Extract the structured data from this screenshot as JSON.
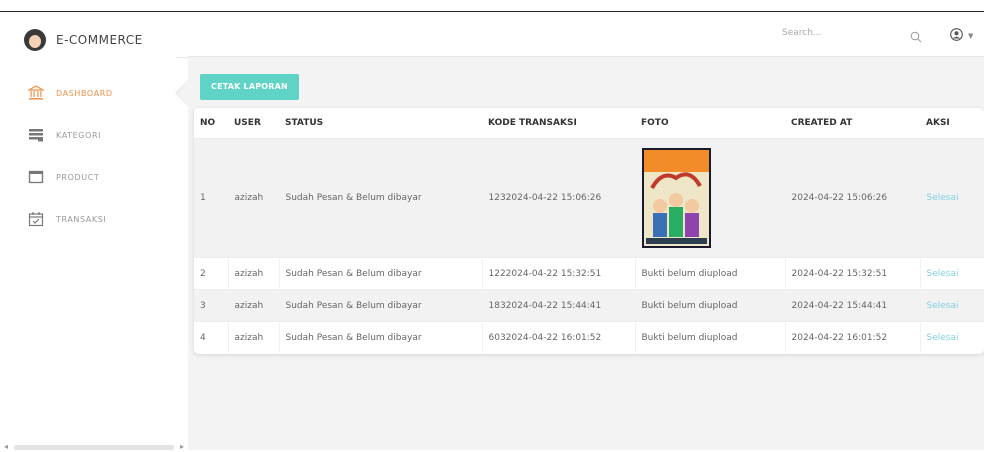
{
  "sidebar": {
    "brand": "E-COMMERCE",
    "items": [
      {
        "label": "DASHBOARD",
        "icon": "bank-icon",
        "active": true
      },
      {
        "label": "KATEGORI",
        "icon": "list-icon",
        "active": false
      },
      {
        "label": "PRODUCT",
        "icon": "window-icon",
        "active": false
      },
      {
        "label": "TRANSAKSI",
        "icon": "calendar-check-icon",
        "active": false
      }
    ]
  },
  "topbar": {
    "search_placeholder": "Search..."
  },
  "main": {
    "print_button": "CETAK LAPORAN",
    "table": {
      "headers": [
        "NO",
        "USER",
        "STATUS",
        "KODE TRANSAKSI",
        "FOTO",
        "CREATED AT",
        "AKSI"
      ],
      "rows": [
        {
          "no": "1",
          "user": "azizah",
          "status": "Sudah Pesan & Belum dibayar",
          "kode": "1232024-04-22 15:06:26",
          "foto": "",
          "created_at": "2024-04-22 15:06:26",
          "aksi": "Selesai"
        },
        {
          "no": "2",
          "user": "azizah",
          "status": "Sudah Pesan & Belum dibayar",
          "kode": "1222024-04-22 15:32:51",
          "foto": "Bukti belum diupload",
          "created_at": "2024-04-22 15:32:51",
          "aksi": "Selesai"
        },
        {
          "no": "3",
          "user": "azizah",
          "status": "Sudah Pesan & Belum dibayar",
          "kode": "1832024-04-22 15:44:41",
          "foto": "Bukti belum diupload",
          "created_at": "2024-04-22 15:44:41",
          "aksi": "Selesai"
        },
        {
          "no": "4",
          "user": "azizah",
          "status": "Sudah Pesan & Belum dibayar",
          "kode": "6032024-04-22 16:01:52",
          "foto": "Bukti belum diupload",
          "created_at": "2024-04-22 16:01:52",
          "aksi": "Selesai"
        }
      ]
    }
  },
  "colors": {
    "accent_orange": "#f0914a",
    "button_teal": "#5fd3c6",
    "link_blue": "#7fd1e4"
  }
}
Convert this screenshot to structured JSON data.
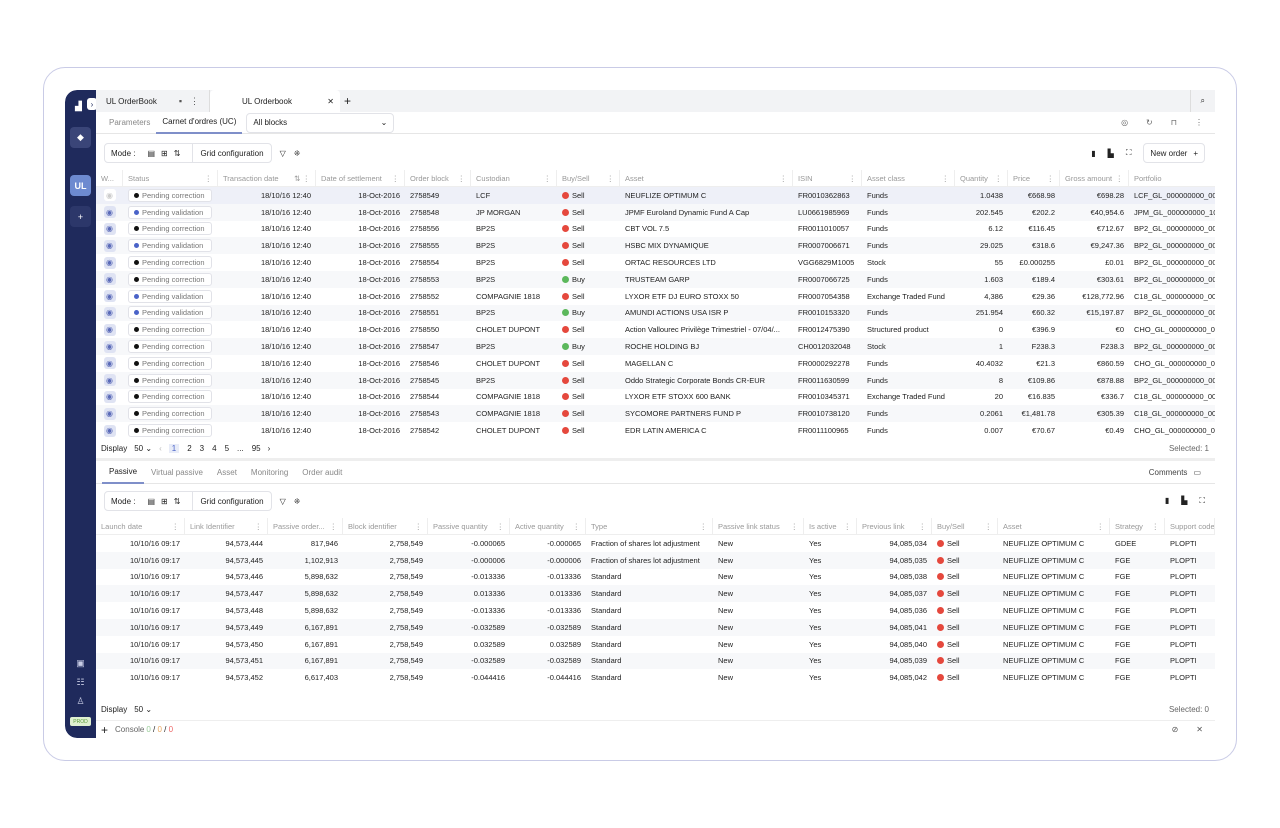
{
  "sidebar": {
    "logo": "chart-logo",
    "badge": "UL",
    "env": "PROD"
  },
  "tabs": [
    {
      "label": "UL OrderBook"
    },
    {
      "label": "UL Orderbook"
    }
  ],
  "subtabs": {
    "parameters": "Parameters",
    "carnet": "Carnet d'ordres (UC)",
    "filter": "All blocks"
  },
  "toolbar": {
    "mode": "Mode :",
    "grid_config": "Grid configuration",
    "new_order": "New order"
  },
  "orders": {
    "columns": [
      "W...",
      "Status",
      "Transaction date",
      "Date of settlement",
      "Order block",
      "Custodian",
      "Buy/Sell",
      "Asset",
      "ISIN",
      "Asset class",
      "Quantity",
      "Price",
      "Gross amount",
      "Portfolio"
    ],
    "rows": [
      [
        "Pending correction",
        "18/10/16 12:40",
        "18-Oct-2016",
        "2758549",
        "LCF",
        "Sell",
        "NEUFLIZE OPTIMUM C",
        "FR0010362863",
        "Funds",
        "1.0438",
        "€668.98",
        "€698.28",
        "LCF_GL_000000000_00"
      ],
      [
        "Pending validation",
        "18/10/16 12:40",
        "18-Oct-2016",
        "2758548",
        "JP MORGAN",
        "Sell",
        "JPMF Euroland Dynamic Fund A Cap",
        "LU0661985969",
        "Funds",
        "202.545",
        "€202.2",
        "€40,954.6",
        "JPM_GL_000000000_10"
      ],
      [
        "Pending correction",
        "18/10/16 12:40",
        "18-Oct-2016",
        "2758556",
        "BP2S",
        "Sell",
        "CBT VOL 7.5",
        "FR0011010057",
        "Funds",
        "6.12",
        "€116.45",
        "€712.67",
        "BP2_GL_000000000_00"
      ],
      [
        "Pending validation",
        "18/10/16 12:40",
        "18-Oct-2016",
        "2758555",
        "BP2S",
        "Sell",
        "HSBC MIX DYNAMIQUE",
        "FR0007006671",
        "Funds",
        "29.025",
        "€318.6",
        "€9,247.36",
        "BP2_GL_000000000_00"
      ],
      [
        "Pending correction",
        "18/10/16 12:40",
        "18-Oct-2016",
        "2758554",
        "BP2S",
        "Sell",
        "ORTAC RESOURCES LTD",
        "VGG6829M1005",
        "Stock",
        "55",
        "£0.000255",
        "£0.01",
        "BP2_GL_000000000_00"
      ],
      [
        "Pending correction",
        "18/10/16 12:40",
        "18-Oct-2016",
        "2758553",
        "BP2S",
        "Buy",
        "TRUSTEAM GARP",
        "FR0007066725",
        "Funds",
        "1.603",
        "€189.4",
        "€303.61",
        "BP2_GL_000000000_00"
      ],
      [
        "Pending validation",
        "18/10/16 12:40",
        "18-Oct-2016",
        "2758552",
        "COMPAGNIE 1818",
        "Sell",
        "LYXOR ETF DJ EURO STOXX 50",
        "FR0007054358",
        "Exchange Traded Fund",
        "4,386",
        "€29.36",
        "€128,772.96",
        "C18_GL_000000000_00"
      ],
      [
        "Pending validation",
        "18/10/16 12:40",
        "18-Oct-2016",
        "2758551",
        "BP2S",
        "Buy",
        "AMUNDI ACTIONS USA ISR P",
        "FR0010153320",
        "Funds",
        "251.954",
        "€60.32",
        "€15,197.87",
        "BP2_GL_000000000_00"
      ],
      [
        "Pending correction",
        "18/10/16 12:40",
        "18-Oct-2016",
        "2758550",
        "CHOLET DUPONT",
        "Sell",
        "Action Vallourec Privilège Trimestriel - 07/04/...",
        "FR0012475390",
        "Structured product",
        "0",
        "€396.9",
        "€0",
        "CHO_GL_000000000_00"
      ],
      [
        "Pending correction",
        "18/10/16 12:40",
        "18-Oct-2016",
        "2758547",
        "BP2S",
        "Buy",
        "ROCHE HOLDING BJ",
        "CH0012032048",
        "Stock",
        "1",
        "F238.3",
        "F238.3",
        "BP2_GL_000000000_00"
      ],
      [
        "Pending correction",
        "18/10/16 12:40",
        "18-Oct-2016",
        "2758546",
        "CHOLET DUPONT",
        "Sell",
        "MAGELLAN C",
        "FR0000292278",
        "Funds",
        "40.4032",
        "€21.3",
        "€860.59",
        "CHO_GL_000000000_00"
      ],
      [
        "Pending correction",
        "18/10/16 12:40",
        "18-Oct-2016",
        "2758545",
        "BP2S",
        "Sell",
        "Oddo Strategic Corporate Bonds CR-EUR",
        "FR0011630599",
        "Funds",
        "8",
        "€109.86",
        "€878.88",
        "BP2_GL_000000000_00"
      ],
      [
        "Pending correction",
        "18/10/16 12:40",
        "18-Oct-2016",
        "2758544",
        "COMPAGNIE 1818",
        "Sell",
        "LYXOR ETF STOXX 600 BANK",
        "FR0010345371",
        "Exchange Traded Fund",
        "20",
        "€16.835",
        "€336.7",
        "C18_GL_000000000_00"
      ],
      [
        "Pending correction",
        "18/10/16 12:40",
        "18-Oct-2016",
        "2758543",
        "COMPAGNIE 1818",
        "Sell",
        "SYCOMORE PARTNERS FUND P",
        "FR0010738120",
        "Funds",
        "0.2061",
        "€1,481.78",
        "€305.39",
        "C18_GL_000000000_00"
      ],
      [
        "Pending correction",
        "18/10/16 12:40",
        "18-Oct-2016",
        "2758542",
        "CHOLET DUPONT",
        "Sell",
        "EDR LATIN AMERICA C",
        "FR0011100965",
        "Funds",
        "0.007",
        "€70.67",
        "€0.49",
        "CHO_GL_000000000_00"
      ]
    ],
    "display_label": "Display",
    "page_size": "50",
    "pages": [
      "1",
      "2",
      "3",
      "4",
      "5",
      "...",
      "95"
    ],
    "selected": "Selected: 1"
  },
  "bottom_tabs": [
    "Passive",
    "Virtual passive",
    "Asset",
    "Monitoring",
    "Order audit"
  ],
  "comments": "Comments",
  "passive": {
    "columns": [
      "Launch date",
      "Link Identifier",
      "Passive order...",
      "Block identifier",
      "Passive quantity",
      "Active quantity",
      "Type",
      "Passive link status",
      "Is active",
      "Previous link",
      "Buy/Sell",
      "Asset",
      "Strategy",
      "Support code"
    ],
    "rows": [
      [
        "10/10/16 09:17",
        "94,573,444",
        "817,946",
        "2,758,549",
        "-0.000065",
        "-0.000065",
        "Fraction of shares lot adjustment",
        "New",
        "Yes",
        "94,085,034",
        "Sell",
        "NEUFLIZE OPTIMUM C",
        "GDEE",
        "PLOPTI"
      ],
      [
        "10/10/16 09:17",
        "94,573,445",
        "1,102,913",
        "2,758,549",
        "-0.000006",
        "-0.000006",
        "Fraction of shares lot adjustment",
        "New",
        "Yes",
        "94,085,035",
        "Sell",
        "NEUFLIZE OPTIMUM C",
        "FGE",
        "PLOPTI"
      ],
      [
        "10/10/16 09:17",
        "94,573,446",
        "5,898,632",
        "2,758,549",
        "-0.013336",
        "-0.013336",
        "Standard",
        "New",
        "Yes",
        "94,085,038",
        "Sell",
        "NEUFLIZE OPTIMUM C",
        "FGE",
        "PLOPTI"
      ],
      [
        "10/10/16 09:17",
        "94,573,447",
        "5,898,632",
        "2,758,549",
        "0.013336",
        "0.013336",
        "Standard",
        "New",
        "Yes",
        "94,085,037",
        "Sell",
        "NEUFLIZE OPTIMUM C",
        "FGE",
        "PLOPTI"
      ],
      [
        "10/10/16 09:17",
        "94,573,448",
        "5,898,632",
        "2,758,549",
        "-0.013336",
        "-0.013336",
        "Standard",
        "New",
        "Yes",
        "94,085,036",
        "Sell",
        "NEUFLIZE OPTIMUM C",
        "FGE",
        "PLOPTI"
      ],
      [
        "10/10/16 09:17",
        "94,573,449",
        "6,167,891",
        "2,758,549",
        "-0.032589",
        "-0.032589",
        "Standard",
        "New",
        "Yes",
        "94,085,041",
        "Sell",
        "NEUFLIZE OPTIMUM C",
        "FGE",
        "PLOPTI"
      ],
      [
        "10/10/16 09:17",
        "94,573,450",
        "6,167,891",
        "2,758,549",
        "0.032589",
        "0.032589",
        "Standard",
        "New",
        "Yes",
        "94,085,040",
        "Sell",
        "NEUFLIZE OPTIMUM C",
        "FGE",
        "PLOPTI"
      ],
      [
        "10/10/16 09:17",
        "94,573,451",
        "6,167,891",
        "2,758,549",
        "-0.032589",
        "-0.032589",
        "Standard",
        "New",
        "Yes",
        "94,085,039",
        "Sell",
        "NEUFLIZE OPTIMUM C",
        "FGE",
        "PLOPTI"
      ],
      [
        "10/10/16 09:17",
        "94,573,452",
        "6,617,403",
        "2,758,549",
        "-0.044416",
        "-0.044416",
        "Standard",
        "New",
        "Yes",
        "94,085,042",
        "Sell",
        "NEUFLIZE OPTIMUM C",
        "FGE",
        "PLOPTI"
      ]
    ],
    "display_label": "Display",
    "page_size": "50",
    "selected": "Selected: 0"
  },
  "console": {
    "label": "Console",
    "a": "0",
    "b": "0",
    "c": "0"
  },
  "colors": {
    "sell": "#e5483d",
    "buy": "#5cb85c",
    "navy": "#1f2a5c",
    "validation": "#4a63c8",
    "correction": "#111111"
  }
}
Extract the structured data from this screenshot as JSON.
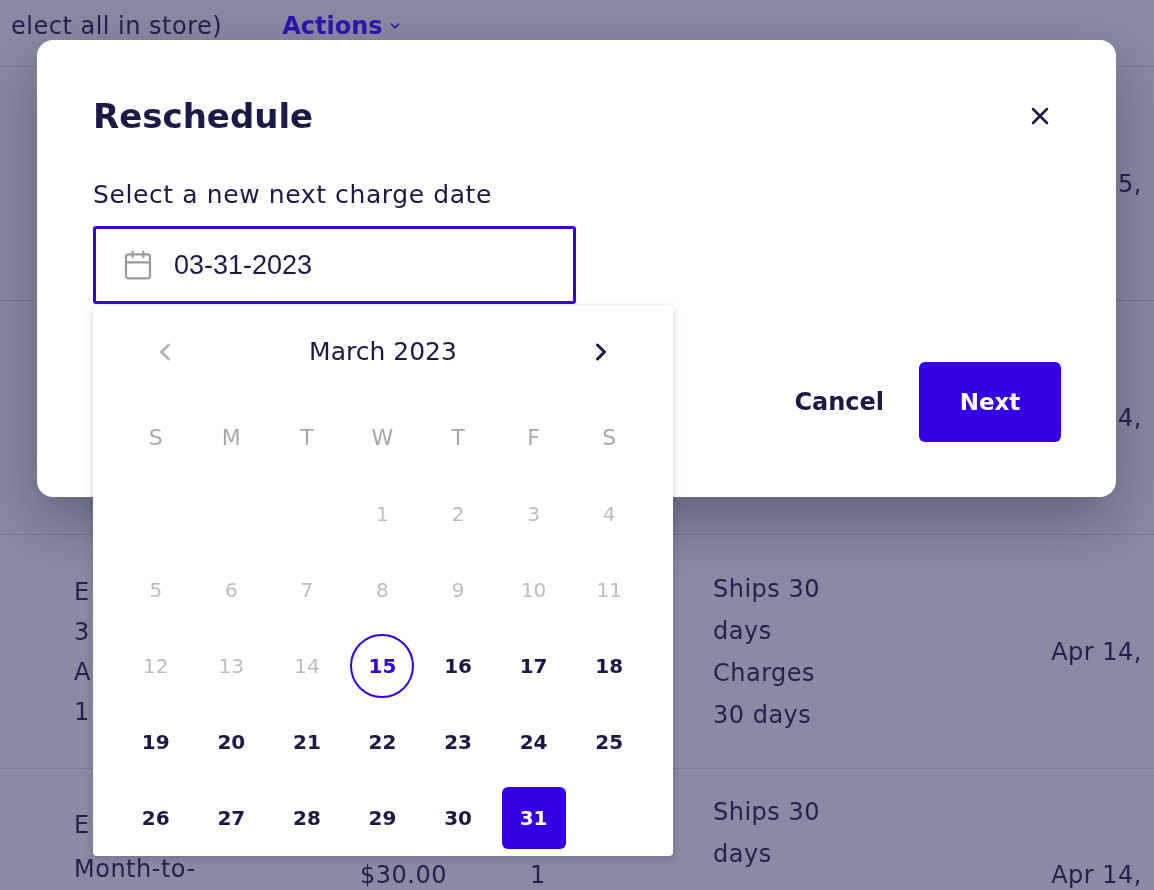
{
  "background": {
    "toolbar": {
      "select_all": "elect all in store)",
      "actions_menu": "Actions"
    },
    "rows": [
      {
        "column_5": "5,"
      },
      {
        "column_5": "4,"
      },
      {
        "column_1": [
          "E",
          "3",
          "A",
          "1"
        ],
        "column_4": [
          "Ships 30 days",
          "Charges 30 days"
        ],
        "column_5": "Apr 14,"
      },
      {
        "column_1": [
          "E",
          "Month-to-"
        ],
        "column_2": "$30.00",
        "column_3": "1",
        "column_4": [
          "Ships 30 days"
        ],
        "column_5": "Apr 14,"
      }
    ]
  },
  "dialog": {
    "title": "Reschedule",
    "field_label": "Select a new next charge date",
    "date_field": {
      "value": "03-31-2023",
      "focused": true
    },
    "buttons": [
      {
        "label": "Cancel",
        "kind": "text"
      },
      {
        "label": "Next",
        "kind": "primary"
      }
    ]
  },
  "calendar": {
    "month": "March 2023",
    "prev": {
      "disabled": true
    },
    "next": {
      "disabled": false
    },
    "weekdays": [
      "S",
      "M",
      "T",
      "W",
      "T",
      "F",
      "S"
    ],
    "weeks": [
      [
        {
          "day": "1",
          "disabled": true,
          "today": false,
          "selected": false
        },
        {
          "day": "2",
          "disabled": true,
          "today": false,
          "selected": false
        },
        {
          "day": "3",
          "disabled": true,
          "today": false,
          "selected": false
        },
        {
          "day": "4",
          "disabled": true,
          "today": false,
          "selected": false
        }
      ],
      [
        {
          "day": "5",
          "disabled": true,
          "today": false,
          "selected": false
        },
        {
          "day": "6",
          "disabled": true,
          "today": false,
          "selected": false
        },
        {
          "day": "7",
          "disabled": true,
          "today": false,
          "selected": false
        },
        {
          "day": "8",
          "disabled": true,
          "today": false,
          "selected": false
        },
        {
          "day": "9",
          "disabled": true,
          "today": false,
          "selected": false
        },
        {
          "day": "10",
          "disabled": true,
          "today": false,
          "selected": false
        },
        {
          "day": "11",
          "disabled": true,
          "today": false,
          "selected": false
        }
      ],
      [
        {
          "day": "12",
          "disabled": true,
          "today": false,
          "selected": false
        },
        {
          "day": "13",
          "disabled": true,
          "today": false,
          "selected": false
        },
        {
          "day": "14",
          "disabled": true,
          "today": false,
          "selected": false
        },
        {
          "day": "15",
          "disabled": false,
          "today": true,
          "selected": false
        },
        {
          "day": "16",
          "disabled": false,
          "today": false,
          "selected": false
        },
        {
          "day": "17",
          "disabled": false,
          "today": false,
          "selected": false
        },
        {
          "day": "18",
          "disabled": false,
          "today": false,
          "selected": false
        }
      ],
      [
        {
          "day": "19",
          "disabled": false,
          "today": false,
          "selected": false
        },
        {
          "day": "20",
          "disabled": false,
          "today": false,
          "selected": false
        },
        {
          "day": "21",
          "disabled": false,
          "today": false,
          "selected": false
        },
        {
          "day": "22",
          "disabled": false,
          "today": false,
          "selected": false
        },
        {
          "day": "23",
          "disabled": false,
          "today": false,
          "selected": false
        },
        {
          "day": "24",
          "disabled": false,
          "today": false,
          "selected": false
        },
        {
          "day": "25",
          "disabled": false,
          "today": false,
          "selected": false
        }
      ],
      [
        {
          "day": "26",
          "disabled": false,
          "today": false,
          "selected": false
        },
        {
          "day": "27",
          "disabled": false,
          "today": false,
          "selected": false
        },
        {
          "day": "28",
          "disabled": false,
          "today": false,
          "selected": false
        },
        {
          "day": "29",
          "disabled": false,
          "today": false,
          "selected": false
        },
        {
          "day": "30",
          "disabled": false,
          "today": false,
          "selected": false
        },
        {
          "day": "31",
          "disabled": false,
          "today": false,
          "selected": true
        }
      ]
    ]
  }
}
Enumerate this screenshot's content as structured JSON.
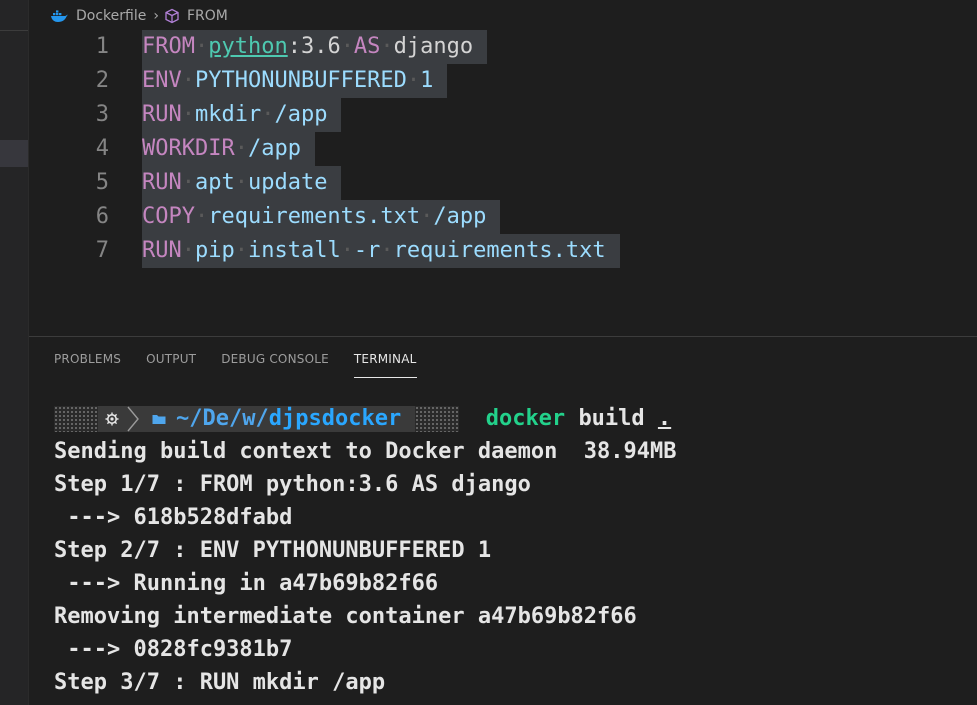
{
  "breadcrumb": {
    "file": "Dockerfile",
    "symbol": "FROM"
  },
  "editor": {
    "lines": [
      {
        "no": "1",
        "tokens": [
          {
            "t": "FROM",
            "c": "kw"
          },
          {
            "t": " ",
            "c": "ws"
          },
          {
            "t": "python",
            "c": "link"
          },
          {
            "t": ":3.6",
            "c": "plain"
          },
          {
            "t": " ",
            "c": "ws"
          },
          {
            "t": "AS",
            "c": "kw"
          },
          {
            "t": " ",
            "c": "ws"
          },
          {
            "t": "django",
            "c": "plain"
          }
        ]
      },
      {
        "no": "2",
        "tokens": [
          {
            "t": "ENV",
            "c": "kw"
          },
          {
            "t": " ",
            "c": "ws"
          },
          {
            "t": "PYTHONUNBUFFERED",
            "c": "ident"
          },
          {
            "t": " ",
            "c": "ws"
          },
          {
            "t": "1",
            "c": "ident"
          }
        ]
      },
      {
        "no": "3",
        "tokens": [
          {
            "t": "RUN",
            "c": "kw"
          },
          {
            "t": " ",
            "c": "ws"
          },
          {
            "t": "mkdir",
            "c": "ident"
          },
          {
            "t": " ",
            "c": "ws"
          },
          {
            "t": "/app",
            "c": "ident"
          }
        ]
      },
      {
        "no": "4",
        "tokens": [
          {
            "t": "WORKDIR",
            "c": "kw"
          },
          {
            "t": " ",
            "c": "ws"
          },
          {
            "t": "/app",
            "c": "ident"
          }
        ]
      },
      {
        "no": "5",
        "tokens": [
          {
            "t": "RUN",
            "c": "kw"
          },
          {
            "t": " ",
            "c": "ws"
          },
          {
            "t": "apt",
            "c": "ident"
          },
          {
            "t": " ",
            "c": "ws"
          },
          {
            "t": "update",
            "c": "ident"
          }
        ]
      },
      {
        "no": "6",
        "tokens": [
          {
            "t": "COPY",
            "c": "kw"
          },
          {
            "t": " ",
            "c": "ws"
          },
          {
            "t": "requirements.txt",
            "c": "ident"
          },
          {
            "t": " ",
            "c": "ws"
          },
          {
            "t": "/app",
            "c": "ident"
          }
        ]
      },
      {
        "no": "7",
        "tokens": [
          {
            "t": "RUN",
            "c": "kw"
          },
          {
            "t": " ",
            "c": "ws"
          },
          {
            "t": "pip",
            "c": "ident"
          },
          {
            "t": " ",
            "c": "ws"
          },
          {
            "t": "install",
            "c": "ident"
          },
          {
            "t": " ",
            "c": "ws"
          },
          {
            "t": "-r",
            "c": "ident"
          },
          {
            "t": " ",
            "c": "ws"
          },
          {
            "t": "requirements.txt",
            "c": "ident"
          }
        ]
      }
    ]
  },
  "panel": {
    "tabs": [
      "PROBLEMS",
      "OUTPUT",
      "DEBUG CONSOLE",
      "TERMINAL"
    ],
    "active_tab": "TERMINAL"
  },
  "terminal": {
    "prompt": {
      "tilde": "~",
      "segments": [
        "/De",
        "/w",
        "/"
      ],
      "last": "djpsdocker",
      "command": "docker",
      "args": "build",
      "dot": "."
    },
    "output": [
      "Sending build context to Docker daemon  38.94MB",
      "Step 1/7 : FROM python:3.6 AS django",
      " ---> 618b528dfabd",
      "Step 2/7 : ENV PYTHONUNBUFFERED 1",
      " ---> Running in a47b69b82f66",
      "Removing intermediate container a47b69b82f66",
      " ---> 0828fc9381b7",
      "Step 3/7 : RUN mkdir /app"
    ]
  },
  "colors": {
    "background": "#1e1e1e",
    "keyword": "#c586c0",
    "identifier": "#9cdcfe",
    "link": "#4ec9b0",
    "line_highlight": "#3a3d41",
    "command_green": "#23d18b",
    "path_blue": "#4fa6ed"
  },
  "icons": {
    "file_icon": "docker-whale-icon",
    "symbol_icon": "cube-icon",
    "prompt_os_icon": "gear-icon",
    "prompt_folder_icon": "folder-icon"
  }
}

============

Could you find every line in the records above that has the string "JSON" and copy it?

Extract the structured data from this screenshot as JSON.
Convert this screenshot to structured JSON data.
Extract the structured data from this screenshot as JSON.
Enumerate this screenshot's content as structured JSON.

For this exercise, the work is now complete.